Like any industry, tourism has a responsibility to respect human rights, in line with the UN Guiding Principles on business and human rights. Relevant human rights in tourism include labour rights, child rights and anti-discrimination. In practice this can cover a range of things such as working to ensure modern slavery (forced labour) isn’t being used by suppliers, eg hotel staff and being aware of human trafficking and what to look out for if you are operating travel services such as flights, coach or train journeys. 

Collaboration is critical. ABTA is a member of the Roundtable on Human Rights in Tourism – a multi-stakeholder alliance of civil society organisations, tour operators and travel associations dedicated to respecting human rights according to the UN Guiding Principles on Business and Human Rights.

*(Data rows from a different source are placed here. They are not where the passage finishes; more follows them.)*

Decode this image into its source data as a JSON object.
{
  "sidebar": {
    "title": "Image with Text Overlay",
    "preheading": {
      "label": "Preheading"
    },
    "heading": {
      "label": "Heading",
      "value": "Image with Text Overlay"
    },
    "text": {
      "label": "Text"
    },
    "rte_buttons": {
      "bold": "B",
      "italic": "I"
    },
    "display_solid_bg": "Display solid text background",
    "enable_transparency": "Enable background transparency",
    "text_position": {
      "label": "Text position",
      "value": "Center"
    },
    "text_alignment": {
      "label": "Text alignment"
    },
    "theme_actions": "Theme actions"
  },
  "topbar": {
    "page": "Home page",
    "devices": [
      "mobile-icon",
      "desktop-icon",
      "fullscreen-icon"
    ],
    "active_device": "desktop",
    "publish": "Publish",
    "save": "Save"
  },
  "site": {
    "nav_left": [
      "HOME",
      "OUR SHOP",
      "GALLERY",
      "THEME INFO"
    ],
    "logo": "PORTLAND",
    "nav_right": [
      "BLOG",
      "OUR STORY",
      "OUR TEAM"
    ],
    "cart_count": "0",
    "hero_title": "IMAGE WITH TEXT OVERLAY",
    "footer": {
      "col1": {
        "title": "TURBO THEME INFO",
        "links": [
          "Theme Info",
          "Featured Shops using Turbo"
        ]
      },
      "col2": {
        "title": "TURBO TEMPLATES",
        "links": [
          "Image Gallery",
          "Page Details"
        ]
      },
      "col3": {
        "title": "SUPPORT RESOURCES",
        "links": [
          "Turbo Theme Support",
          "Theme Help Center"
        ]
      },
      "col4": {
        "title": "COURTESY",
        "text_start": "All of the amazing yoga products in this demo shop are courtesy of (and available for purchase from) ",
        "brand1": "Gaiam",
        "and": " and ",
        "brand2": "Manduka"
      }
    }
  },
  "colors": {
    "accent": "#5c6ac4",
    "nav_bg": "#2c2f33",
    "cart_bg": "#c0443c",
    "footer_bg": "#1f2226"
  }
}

ABTA’s guidance and training on human rights issues include the ABTA Modern Slavery Guidelines, the Every child, everywhere child safeguarding training tool and the Accessible Tourism training. These are available free for ABTA Members through the Member Zone. Non-Members can purchase a copy at the ABTA shop.

As part of our long-standing commitment to child safeguarding, for many years we have been advising our Members to move away from offering volunteering in, visits to or donations towards orphanages or other child-care institutions, due to the evidence of the harm to children orphanages can have. Hope and Homes for Children and ABTA – The Travel Association – are co-convening an Orphanage Tourism Taskforce, to help end orphanage tourism.

As a wholly-owned subsidiary of ABTA, Travelife for Accommodation helps the travel industry manage sustainability in their accommodation supply chain, including human rights, as well as environment, community and governance issues.